When scanning the data, count every line with "right" in it, and report only the resulting number.

__SUPPLIED MATERIAL__.
▼

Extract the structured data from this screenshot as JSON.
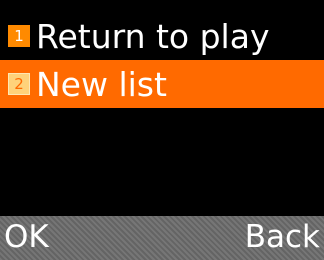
{
  "menu": {
    "items": [
      {
        "number": "1",
        "label": "Return to play",
        "selected": false
      },
      {
        "number": "2",
        "label": "New list",
        "selected": true
      }
    ]
  },
  "softkeys": {
    "left": "OK",
    "right": "Back"
  },
  "colors": {
    "background": "#000000",
    "highlight": "#ff6a00",
    "badge": "#ff8a00",
    "softkey_bar": "#6c6c6c",
    "text": "#ffffff"
  }
}
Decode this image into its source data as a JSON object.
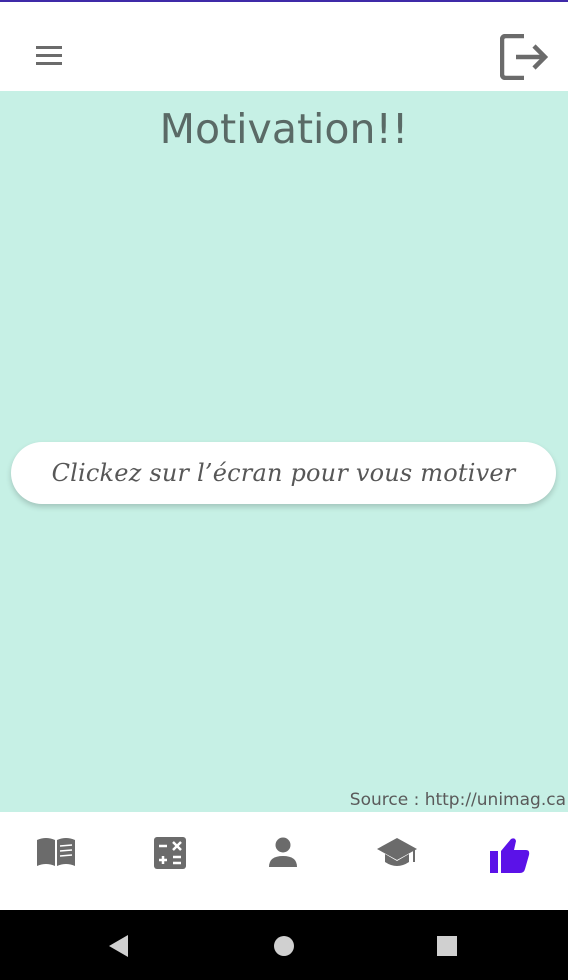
{
  "header": {
    "menu_icon": "hamburger-menu-icon",
    "logout_icon": "logout-icon"
  },
  "main": {
    "title": "Motivation!!",
    "motivate_prompt": "Clickez sur l’écran pour vous motiver",
    "source": "Source : http://unimag.ca"
  },
  "bottom_nav": {
    "items": [
      {
        "icon": "book-icon",
        "active": false
      },
      {
        "icon": "calculator-icon",
        "active": false
      },
      {
        "icon": "person-icon",
        "active": false
      },
      {
        "icon": "graduation-cap-icon",
        "active": false
      },
      {
        "icon": "thumbs-up-icon",
        "active": true
      }
    ]
  },
  "system_nav": {
    "items": [
      "back-icon",
      "home-icon",
      "recents-icon"
    ]
  },
  "colors": {
    "content_background": "#c6f0e5",
    "icon_inactive": "#6b6b6b",
    "icon_active": "#5b12e8",
    "title_text": "#5a6a66"
  }
}
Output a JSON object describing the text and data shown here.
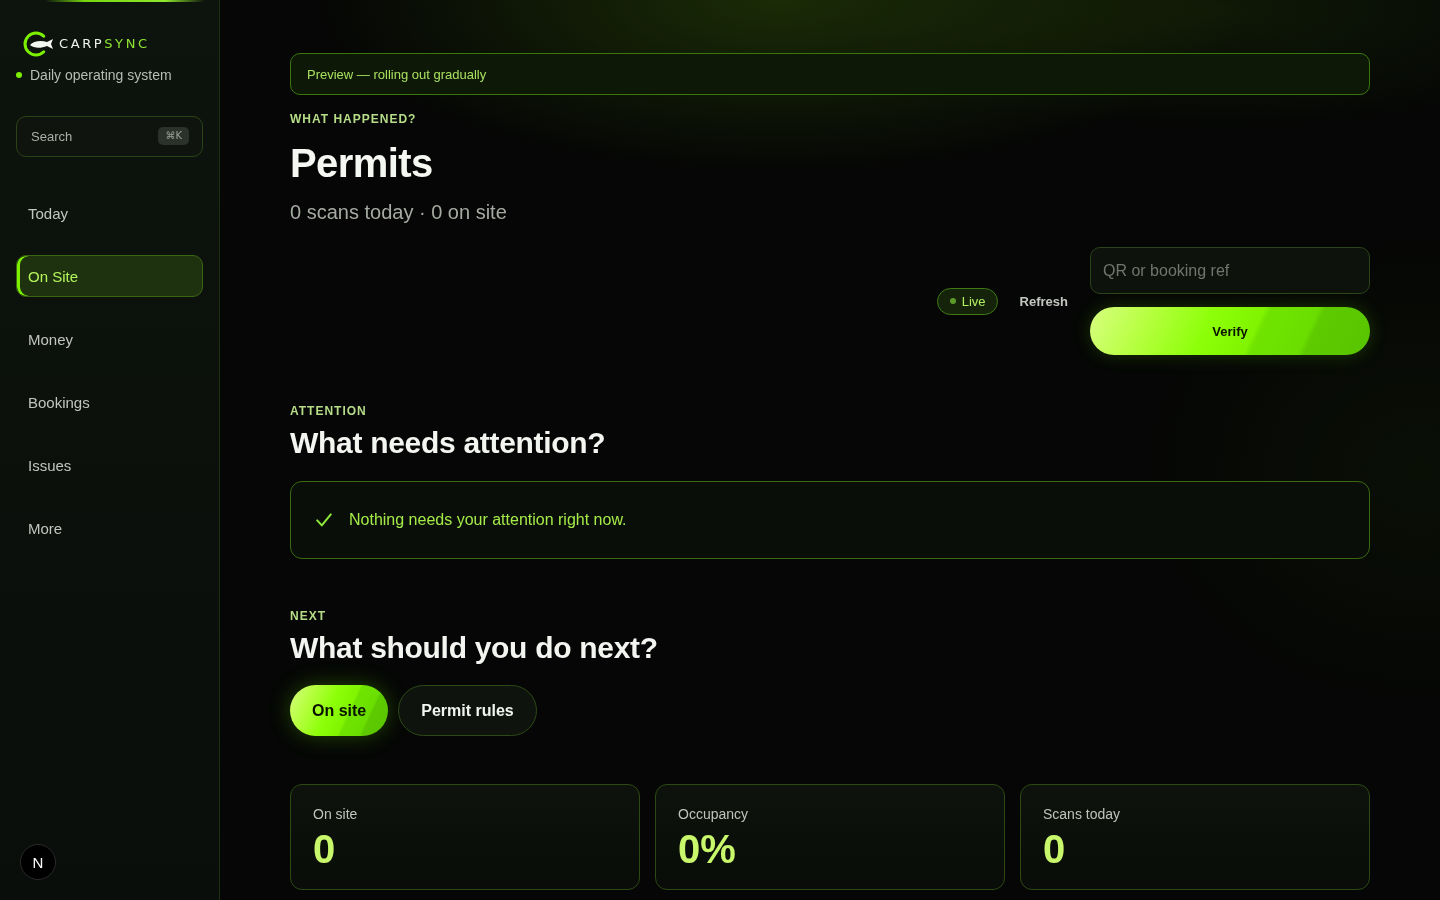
{
  "sidebar": {
    "logo": {
      "primary": "CARP",
      "accent": "SYNC"
    },
    "tagline": "Daily operating system",
    "search": {
      "placeholder": "Search",
      "shortcut": "⌘K"
    },
    "nav": [
      {
        "label": "Today",
        "selected": false
      },
      {
        "label": "On Site",
        "selected": true
      },
      {
        "label": "Money",
        "selected": false
      },
      {
        "label": "Bookings",
        "selected": false
      },
      {
        "label": "Issues",
        "selected": false
      },
      {
        "label": "More",
        "selected": false
      }
    ],
    "dev_tools": "N"
  },
  "banner": "Preview — rolling out gradually",
  "header": {
    "eyebrow": "WHAT HAPPENED?",
    "title": "Permits",
    "summary": "0 scans today · 0 on site"
  },
  "controls": {
    "live": "Live",
    "refresh": "Refresh",
    "lookup": {
      "placeholder": "QR or booking ref"
    },
    "verify": "Verify"
  },
  "attention": {
    "eyebrow": "ATTENTION",
    "title": "What needs attention?",
    "message": "Nothing needs your attention right now."
  },
  "next": {
    "eyebrow": "NEXT",
    "title": "What should you do next?",
    "actions": [
      {
        "label": "On site",
        "kind": "primary"
      },
      {
        "label": "Permit rules",
        "kind": "secondary"
      }
    ]
  },
  "stats": [
    {
      "label": "On site",
      "value": "0"
    },
    {
      "label": "Occupancy",
      "value": "0%"
    },
    {
      "label": "Scans today",
      "value": "0"
    }
  ]
}
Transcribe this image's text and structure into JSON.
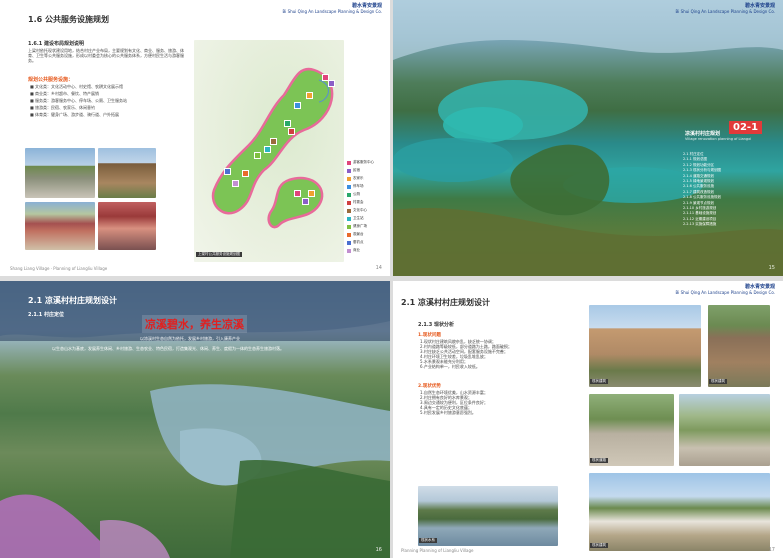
{
  "header": {
    "logo_main": "碧水青安景观",
    "logo_sub": "Bi Shui Qing An Landscape Planning & Design Co."
  },
  "p1": {
    "section": "1.6 公共服务设施规划",
    "subsection": "1.6.1 建设布局规划说明",
    "intro": "上梁村依托现状建设用地，结合村庄产业布局，主要规划有文化、商业、服务、旅游、体育、卫生等公共服务设施，形成以村委会为核心的公共服务体系，方便村民生活与游客服务。",
    "list_title": "规划公共服务设施：",
    "items": [
      "文化类：文化活动中心、村史馆、农耕文化展示馆",
      "商业类：乡村超市、餐饮、特产展销",
      "服务类：游客服务中心、停车场、公厕、卫生服务站",
      "旅游类：民宿、农家乐、休闲垂钓",
      "体育类：健身广场、游步道、骑行道、户外拓展"
    ],
    "map_caption": "上梁村公共服务设施规划图",
    "legend": [
      "游客服务中心",
      "民宿",
      "农家乐",
      "停车场",
      "公厕",
      "村委会",
      "文化中心",
      "卫生站",
      "健身广场",
      "观景台",
      "垂钓点",
      "商业"
    ],
    "legend_colors": [
      "#e0457b",
      "#8b5fc7",
      "#f0a030",
      "#3b8fe0",
      "#29a86a",
      "#d04040",
      "#9a6b3c",
      "#2bb5c0",
      "#7fbf3f",
      "#e86a2a",
      "#4a6fd0",
      "#c28fd0"
    ],
    "footer": "Shang Liang Village · Planning of Liangliu Village",
    "page": "14"
  },
  "p2": {
    "code": "02-1",
    "title": "凉溪村村庄规划",
    "subtitle": "Village renovation planning of Liangxi",
    "toc": [
      "2.1 村庄定位",
      "2.1.1 规划总图",
      "2.1.2 规划功能分区",
      "2.1.3 现状分析与规划图",
      "2.1.4 道路交通规划",
      "2.1.5 绿地景观规划",
      "2.1.6 公共服务设施",
      "2.1.7 建筑改造规划",
      "2.1.8 公共服务设施规划",
      "2.1.9 景观节点规划",
      "2.1.10 乡村旅游规划",
      "2.1.11 基础设施规划",
      "2.1.12 近期建设项目",
      "2.2.13 实施保障措施"
    ],
    "page": "15"
  },
  "p3": {
    "section": "2.1 凉溪村村庄规划设计",
    "subsection": "2.1.1 村庄定位",
    "slogan": "凉溪碧水，养生凉溪",
    "line1": "以凉溪村生态自然为依托，发展乡村旅游，引入康养产业",
    "line2": "以生态山水为基底，发展养生休闲、乡村旅游、生态农业、特色民宿，打造集观光、休闲、养生、度假为一体的生态养生旅游村落。",
    "page": "16"
  },
  "p4": {
    "section": "2.1 凉溪村村庄规划设计",
    "subsection": "2.1.3 现状分析",
    "h1": "1.现状问题",
    "issues": [
      "1.现状村庄建筑风貌杂乱，缺乏统一协调；",
      "2.村内道路等级较低，部分道路为土路，路面破损；",
      "3.村庄缺乏公共活动空间，配套服务设施不完善；",
      "4.村庄环境卫生较差，垃圾乱堆乱放；",
      "5.水系景观未能充分利用；",
      "6.产业结构单一，村民收入较低。"
    ],
    "h2": "2.现状优势",
    "advantages": [
      "1.自然生态环境优美，山水资源丰富；",
      "2.村庄拥有良好的水库景观；",
      "3.周边交通较为便利，区位条件良好；",
      "4.具有一定的历史文化底蕴；",
      "5.村民发展乡村旅游意愿强烈。"
    ],
    "captions": [
      "现状建筑",
      "现状建筑",
      "现状道路",
      "现状道路",
      "现状水系",
      "现状建筑"
    ],
    "footer": "Planning Planning of Liangliu Village",
    "page": "17"
  }
}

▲

__TASK OUTPUT__. 2